In addition to the risks posed to the horse’s safety, a horse moving with its head too low to the ground can also cause a number of physical issues. The low head position can cause the horse’s back to become weak and stiff, leading to pain and further injury.
It can also cause the horse to struggle to breathe properly, leading to respiratory distress. Lastly, the low head position can cause the horse’s digestive system to become inefficient, leading to colic. For more information on Colic follow this link.
How To Stop A Horse Peanut Rolling
The first step in stopping a horse from moving with its head too close to the ground is to apply a direct rein action. This means pulling the reins back firmly and evenly in a constant motion to get the horse to stop. It is important to keep the hands still and to not pull the reins too hard or too suddenly as this can cause the horse to become unbalanced and could lead to further issues.
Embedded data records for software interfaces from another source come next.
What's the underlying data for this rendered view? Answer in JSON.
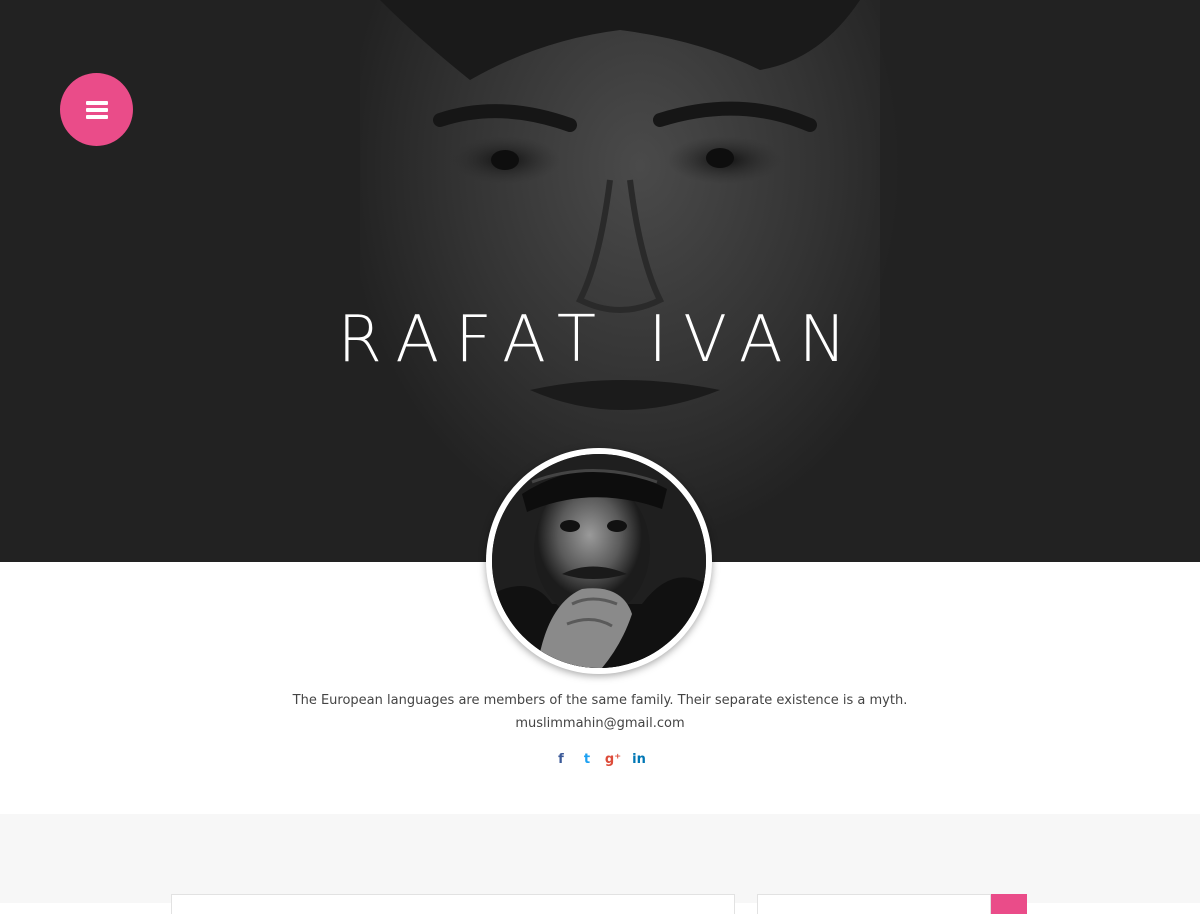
{
  "hero": {
    "title": "RAFAT IVAN"
  },
  "menu": {
    "icon": "hamburger-icon",
    "color": "#ea4c89"
  },
  "profile": {
    "bio": "The European languages are members of the same family. Their separate existence is a myth.",
    "email": "muslimmahin@gmail.com"
  },
  "social": [
    {
      "icon": "facebook-icon",
      "glyph": "f",
      "color": "#3b5998"
    },
    {
      "icon": "twitter-icon",
      "glyph": "t",
      "color": "#1da1f2"
    },
    {
      "icon": "google-plus-icon",
      "glyph": "g⁺",
      "color": "#dd4b39"
    },
    {
      "icon": "linkedin-icon",
      "glyph": "in",
      "color": "#0077b5"
    }
  ],
  "colors": {
    "accent": "#ea4c89",
    "hero_bg": "#222222",
    "lower_bg": "#f7f7f7"
  }
}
Once the horse has stopped, its head should be slowly raised and the pressure from the reins released. It is important to communicate clearly with the horse, speaking calmly and reassuringly so that the horse understands that it is safe to raise its head. Finally, it is important to maintain control of the horse, ensuring that its head does not drop back down too quickly.
Peanut Rolling In Horses – Final Thoughts
If you are worried that your horse may be displaying peanut rolling as a sign of stress or anxiety, it is important to consult a veterinarian or equine behavior specialist. They can help you determine the cause of the behavior and offer strategies to help your horse cope with the stress in a healthy and productive way.
Amazon and the Amazon logo are trademarks of Amazon.com, Inc, or its affiliates.
I’m Jack Johnson, a proud Texan and passionate horse lover. Growing up around horses has given me a natural affinity for the equine species and I’ve been able to hone my riding and training skills from an early age.
In recent years I’ve been traveling the country with my horses, competing in rodeos and other events. It was this passion that led me to create my own business, Own the Horse, to help aspiring horse lovers learn the fundamentals of horse care and training. I’m also an active member of the equine community, often volunteering my time to help preserve and promote the culture of horsemanship.
When I’m not riding, I love to spend my free time with my family and friends, camping, and fishing. Exploring the great outdoors and taking in the beauty of the Texas Hill Country is one of my favorite pastimes. I’m also an avid reader and enjoy learning more about the history and culture of the horse world.